Once the block reaches about 400 or 500o C, you can begin to see a dim red glow. Now the thermal radiation from the block has spread into the far red edge of the visible portion of the spectrum. By 1300o C, the block appears full red and perhaps even a little orange. By 1800o C, it has the yellow glow of a candle and by 2500o C, it is bright yellow-white and burning fast.

Overall, the block emits a range of light that is characteristic of the block’s temperature. The hotter the block is, the shorter the wavelengths of that light—the more toward the “blue end” of the spectrum—and the brighter the light—the more thermal energy it carries. This thermal light doesn’t have a sharply defined wavelength or a simple color. It has a statistical spread of both wavelength and color that is an essential part of the randomness associated with thermal energy. If you were to trap this thermal light in a room full of perfect mirrors, it would be accurate to say that this light has a temperature; it was emitted by an object because of that object’s temperature and it retains all the characteristics associated with that temperature.

But what happens if you begin filtering out certain colors from the light, or if you begin adding colors to the light with fluorescent or neon lamps, or light-emitting diodes, or even lasers. In that case you no longer have thermal light. The light’s spectrum of wavelengths and its brightness aren’t characteristic of any particular temperature any more.

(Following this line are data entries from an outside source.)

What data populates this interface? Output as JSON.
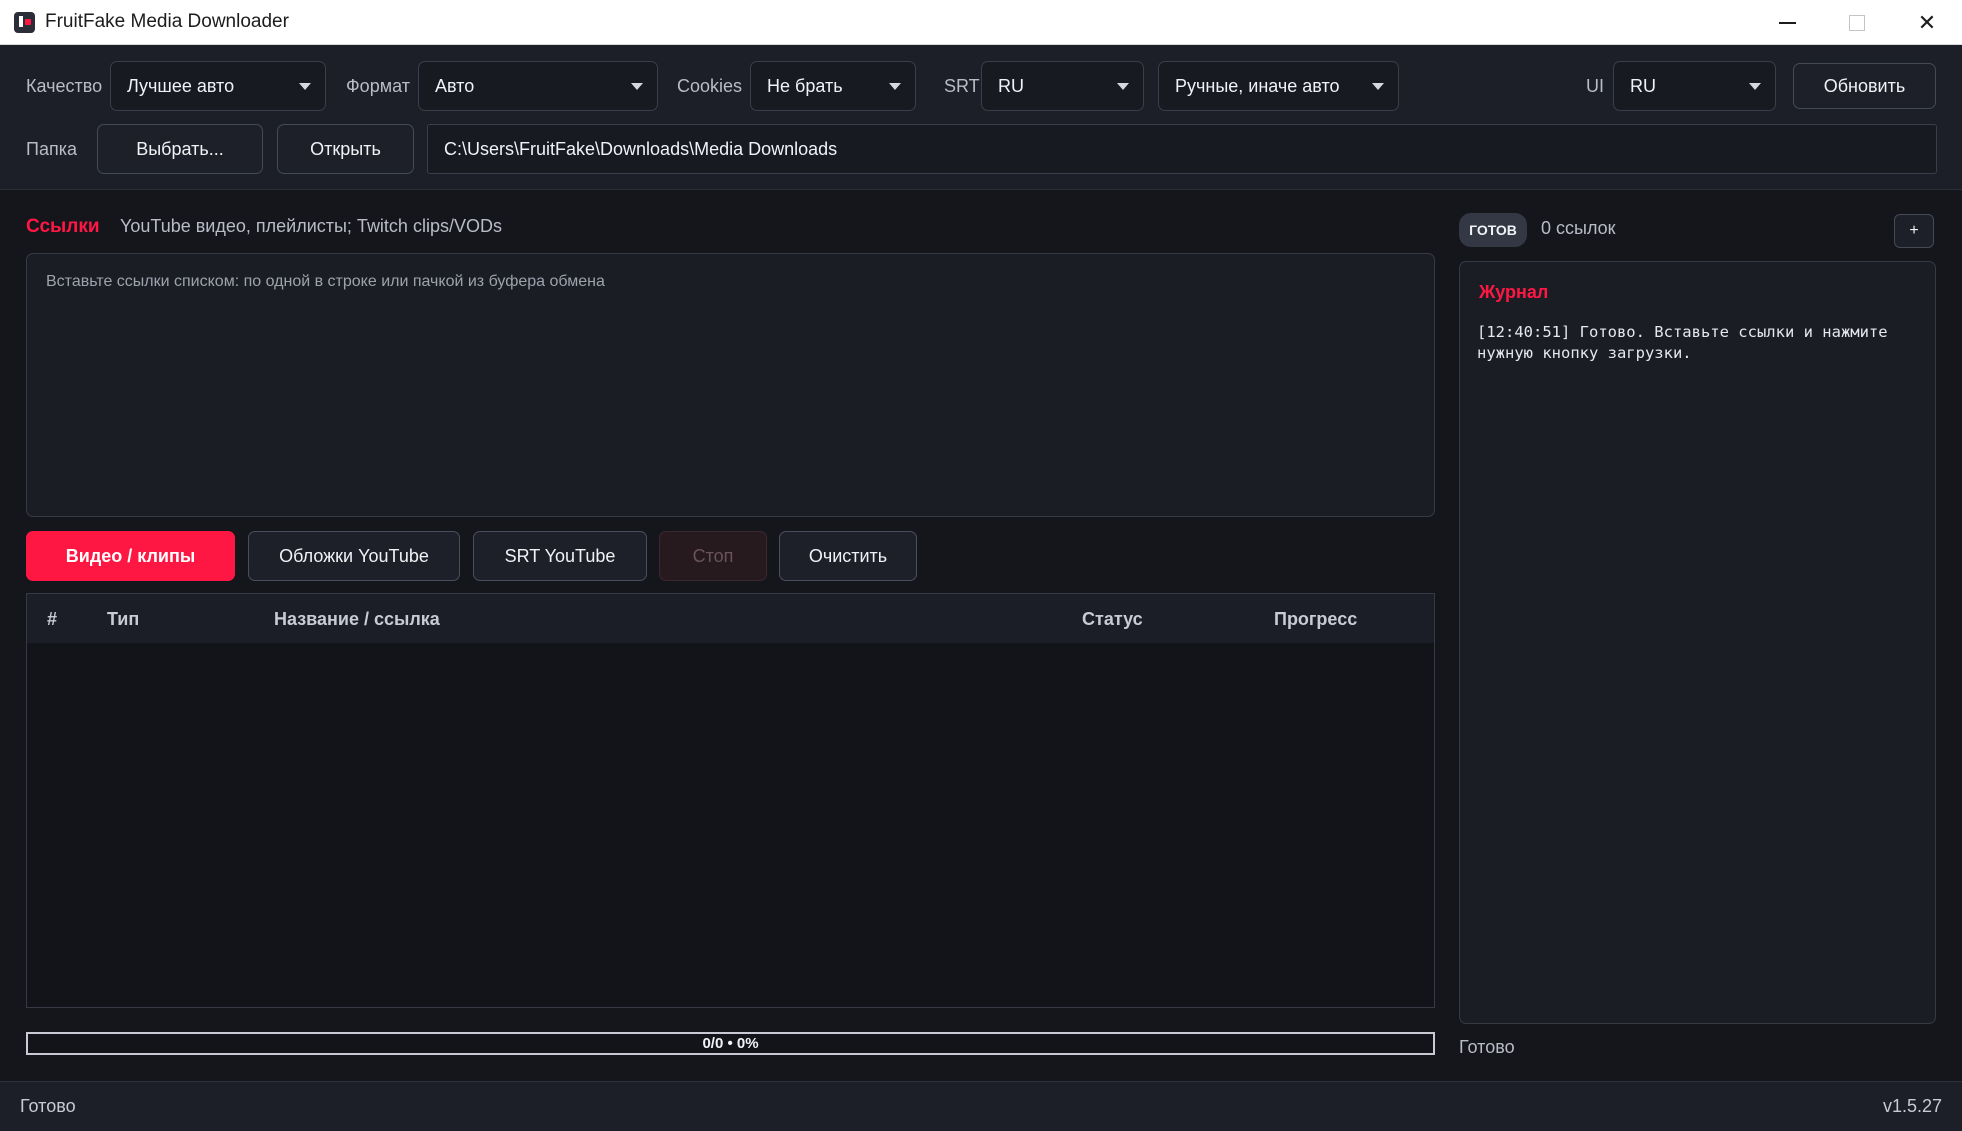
{
  "window": {
    "title": "FruitFake Media Downloader"
  },
  "toolbar": {
    "quality_label": "Качество",
    "quality_value": "Лучшее авто",
    "format_label": "Формат",
    "format_value": "Авто",
    "cookies_label": "Cookies",
    "cookies_value": "Не брать",
    "srt_label": "SRT",
    "srt_lang_value": "RU",
    "srt_mode_value": "Ручные, иначе авто",
    "ui_label": "UI",
    "ui_lang_value": "RU",
    "update_label": "Обновить",
    "folder_label": "Папка",
    "choose_label": "Выбрать...",
    "open_label": "Открыть",
    "folder_path": "C:\\Users\\FruitFake\\Downloads\\Media Downloads"
  },
  "links": {
    "title": "Ссылки",
    "hint": "YouTube видео, плейлисты; Twitch clips/VODs",
    "placeholder": "Вставьте ссылки списком: по одной в строке или пачкой из буфера обмена"
  },
  "actions": {
    "video_label": "Видео / клипы",
    "covers_label": "Обложки YouTube",
    "srt_label": "SRT YouTube",
    "stop_label": "Стоп",
    "clear_label": "Очистить"
  },
  "table": {
    "columns": [
      "#",
      "Тип",
      "Название / ссылка",
      "Статус",
      "Прогресс"
    ],
    "rows": []
  },
  "progress": {
    "text": "0/0 • 0%",
    "fraction": 0
  },
  "side": {
    "badge": "ГОТОВ",
    "count_text": "0 ссылок",
    "add_label": "+",
    "journal_title": "Журнал",
    "journal_text": "[12:40:51] Готово. Вставьте ссылки и нажмите нужную кнопку загрузки.",
    "status": "Готово"
  },
  "statusbar": {
    "left": "Готово",
    "version": "v1.5.27"
  },
  "colors": {
    "accent": "#ff1744",
    "background": "#14161c",
    "panel": "#1c1f27"
  }
}
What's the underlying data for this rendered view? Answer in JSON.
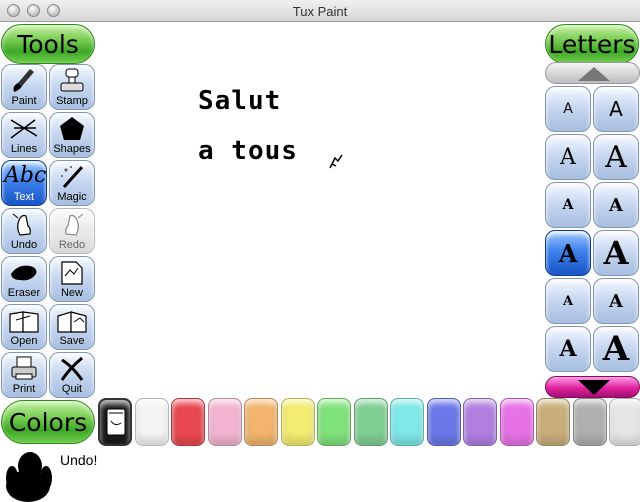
{
  "window": {
    "title": "Tux Paint"
  },
  "tools_header": "Tools",
  "letters_header": "Letters",
  "colors_header": "Colors",
  "tools": [
    {
      "label": "Paint",
      "icon": "paintbrush-icon",
      "state": "normal"
    },
    {
      "label": "Stamp",
      "icon": "stamp-icon",
      "state": "normal"
    },
    {
      "label": "Lines",
      "icon": "lines-icon",
      "state": "normal"
    },
    {
      "label": "Shapes",
      "icon": "pentagon-icon",
      "state": "normal"
    },
    {
      "label": "Text",
      "icon_text": "Abc",
      "icon": "text-icon",
      "state": "selected"
    },
    {
      "label": "Magic",
      "icon": "magic-wand-icon",
      "state": "normal"
    },
    {
      "label": "Undo",
      "icon": "undo-hand-icon",
      "state": "normal"
    },
    {
      "label": "Redo",
      "icon": "redo-hand-icon",
      "state": "disabled"
    },
    {
      "label": "Eraser",
      "icon": "eraser-icon",
      "state": "normal"
    },
    {
      "label": "New",
      "icon": "new-page-icon",
      "state": "normal"
    },
    {
      "label": "Open",
      "icon": "open-book-icon",
      "state": "normal"
    },
    {
      "label": "Save",
      "icon": "save-book-icon",
      "state": "normal"
    },
    {
      "label": "Print",
      "icon": "printer-icon",
      "state": "normal"
    },
    {
      "label": "Quit",
      "icon": "quit-x-icon",
      "state": "normal"
    }
  ],
  "canvas": {
    "lines": [
      "Salut",
      "a tous"
    ]
  },
  "fonts": [
    {
      "glyph": "A",
      "style": "sans-small",
      "selected": false
    },
    {
      "glyph": "A",
      "style": "sans-medium",
      "selected": false
    },
    {
      "glyph": "A",
      "style": "serif-thin",
      "selected": false
    },
    {
      "glyph": "A",
      "style": "serif-thin-large",
      "selected": false
    },
    {
      "glyph": "A",
      "style": "serif-bold-small",
      "selected": false
    },
    {
      "glyph": "A",
      "style": "serif-bold-medium",
      "selected": false
    },
    {
      "glyph": "A",
      "style": "serif-bold",
      "selected": true
    },
    {
      "glyph": "A",
      "style": "serif-bold-large",
      "selected": false
    },
    {
      "glyph": "A",
      "style": "serif-bold-tiny",
      "selected": false
    },
    {
      "glyph": "A",
      "style": "serif-bold-medium2",
      "selected": false
    },
    {
      "glyph": "A",
      "style": "serif-bold-2",
      "selected": false
    },
    {
      "glyph": "A",
      "style": "serif-bold-xl",
      "selected": false
    }
  ],
  "colors": [
    {
      "name": "black",
      "hex": "#1a1a1a"
    },
    {
      "name": "white",
      "hex": "#f4f4f4"
    },
    {
      "name": "red",
      "hex": "#e8474f"
    },
    {
      "name": "pink",
      "hex": "#f2b4d0"
    },
    {
      "name": "orange",
      "hex": "#f2b46e"
    },
    {
      "name": "yellow",
      "hex": "#f2ec70"
    },
    {
      "name": "light-green",
      "hex": "#7fe27a"
    },
    {
      "name": "green",
      "hex": "#7fcf93"
    },
    {
      "name": "cyan",
      "hex": "#7fe8e8"
    },
    {
      "name": "blue",
      "hex": "#6a78e8"
    },
    {
      "name": "purple",
      "hex": "#b07fe0"
    },
    {
      "name": "magenta",
      "hex": "#e672e6"
    },
    {
      "name": "tan",
      "hex": "#c9ae7a"
    },
    {
      "name": "gray",
      "hex": "#b0b0b0"
    },
    {
      "name": "light-gray",
      "hex": "#e6e6e6"
    }
  ],
  "status": {
    "message": "Undo!"
  }
}
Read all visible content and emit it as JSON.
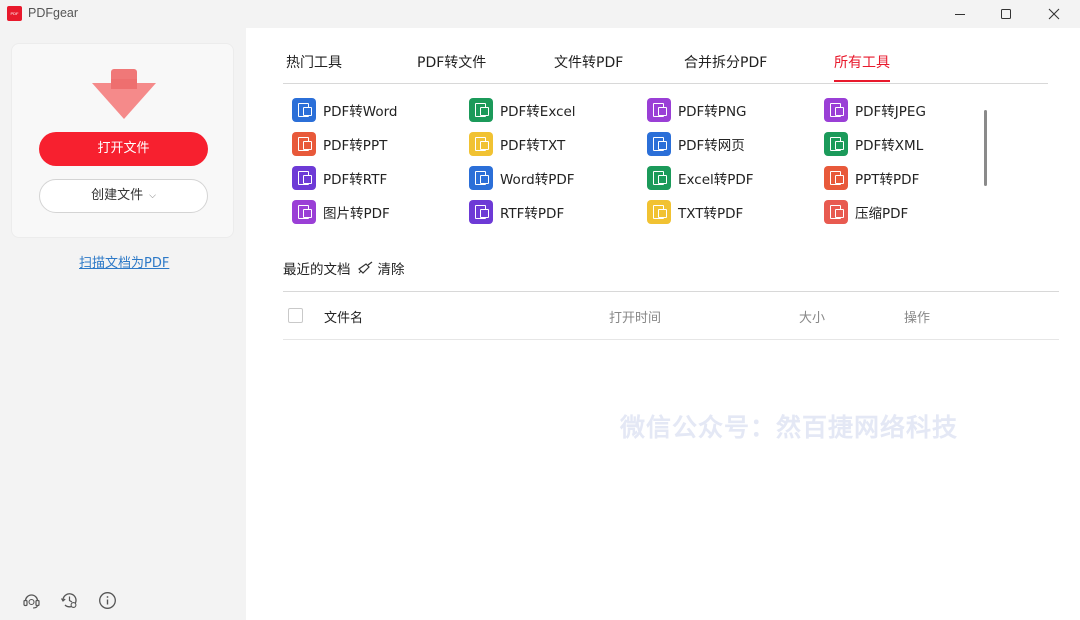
{
  "window": {
    "app_logo_text": "PDF",
    "app_title": "PDFgear"
  },
  "sidebar": {
    "open_button": "打开文件",
    "create_button": "创建文件",
    "scan_link": "扫描文档为PDF",
    "bottom_icons": [
      "support-icon",
      "history-settings-icon",
      "info-icon"
    ]
  },
  "tabs": [
    {
      "label": "热门工具",
      "active": false
    },
    {
      "label": "PDF转文件",
      "active": false
    },
    {
      "label": "文件转PDF",
      "active": false
    },
    {
      "label": "合并拆分PDF",
      "active": false
    },
    {
      "label": "所有工具",
      "active": true
    }
  ],
  "tools": [
    {
      "label": "PDF转Word",
      "color": "#2b6fd8"
    },
    {
      "label": "PDF转Excel",
      "color": "#1b9a5a"
    },
    {
      "label": "PDF转PNG",
      "color": "#9a3fd6"
    },
    {
      "label": "PDF转JPEG",
      "color": "#9a3fd6"
    },
    {
      "label": "PDF转PPT",
      "color": "#e8593a"
    },
    {
      "label": "PDF转TXT",
      "color": "#f1c232"
    },
    {
      "label": "PDF转网页",
      "color": "#2b6fd8"
    },
    {
      "label": "PDF转XML",
      "color": "#1b9a5a"
    },
    {
      "label": "PDF转RTF",
      "color": "#6d3ad6"
    },
    {
      "label": "Word转PDF",
      "color": "#2b6fd8"
    },
    {
      "label": "Excel转PDF",
      "color": "#1b9a5a"
    },
    {
      "label": "PPT转PDF",
      "color": "#e8593a"
    },
    {
      "label": "图片转PDF",
      "color": "#9a3fd6"
    },
    {
      "label": "RTF转PDF",
      "color": "#6d3ad6"
    },
    {
      "label": "TXT转PDF",
      "color": "#f1c232"
    },
    {
      "label": "压缩PDF",
      "color": "#e85a50"
    }
  ],
  "recent": {
    "title": "最近的文档",
    "clear_label": "清除",
    "columns": {
      "name": "文件名",
      "open_time": "打开时间",
      "size": "大小",
      "actions": "操作"
    }
  },
  "watermark": "微信公众号：然百捷网络科技",
  "colors": {
    "accent": "#e8192c",
    "open_button": "#f7202f",
    "link": "#2d79c7"
  }
}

Thus if you send sunlight through a filter that transmits only red light and ask what temperature that red light has, the answer is that the red light is no longer thermal and has no temperature.

So your question only has meaning if both lights, red and violet, are thermal. A glowing object at about 1300o C will appear red, although it will be a special type of red because of the thermal spread of wavelengths it must contain. And a glowing object at about 15000o C will appear violet, as well as being unbelievably bright. Once again, that violet will not be a pure wavelength, but rather a broad spread of wavelengths that includes a vast amount of ultraviolet light as well as visible. In this special circumstance, you can say that the violet light truly is hotter than the red light.

Answered by Lou A. Bloomfield of the University of Virginia